**Exercise goal:**
Go through the listing below and state how many of its lines include "this". Write only that number.

#### The records ####

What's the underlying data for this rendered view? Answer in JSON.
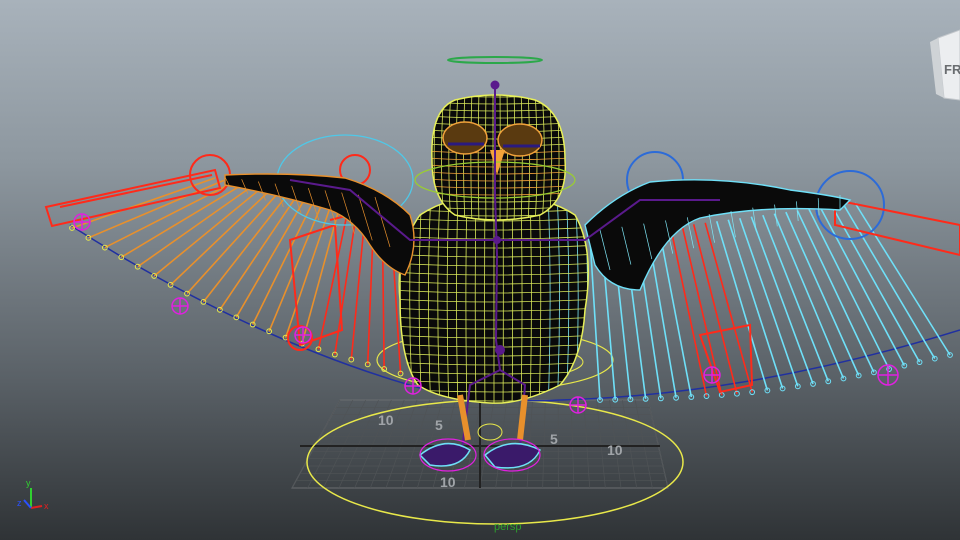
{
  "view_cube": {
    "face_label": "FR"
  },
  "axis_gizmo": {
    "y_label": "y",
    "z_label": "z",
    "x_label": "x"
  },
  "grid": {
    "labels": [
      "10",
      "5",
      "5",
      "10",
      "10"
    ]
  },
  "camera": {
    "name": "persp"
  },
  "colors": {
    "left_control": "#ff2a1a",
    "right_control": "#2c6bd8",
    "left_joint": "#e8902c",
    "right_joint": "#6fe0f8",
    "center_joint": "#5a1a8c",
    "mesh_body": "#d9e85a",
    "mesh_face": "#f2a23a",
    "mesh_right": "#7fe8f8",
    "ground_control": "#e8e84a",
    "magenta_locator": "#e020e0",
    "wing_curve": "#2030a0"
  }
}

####
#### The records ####

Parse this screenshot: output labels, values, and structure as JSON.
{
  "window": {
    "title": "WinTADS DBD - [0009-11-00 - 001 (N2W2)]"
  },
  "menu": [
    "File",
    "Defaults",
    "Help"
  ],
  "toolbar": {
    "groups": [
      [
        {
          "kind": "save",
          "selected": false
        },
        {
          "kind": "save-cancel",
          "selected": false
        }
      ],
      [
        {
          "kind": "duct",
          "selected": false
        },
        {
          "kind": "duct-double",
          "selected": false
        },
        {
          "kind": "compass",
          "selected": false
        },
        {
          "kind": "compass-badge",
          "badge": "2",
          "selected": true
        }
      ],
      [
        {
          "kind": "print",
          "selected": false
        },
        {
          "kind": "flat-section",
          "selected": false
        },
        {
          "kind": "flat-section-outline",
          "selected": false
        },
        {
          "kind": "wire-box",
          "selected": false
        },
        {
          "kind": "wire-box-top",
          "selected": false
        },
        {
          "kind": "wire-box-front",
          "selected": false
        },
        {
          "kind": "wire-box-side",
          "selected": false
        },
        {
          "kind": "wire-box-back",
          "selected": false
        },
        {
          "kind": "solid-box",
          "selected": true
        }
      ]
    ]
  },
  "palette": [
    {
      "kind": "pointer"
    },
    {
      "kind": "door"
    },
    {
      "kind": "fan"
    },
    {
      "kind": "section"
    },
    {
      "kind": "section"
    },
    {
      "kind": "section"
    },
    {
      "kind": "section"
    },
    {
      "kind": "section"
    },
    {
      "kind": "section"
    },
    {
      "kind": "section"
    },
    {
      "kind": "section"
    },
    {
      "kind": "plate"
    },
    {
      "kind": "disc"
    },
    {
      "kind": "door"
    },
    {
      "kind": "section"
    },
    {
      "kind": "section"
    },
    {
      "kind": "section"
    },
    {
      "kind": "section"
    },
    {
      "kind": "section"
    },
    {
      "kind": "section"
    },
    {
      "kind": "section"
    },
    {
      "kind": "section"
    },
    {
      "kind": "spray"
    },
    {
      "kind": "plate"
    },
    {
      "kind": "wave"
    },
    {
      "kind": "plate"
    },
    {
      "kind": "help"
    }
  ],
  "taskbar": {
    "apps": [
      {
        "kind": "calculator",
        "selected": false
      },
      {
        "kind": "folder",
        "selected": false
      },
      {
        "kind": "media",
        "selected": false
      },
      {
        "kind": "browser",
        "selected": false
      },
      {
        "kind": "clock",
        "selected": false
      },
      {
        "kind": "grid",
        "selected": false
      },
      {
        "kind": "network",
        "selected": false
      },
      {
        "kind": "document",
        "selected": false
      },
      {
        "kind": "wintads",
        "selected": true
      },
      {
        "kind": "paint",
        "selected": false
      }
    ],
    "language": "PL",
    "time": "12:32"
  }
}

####

**Task result:**
2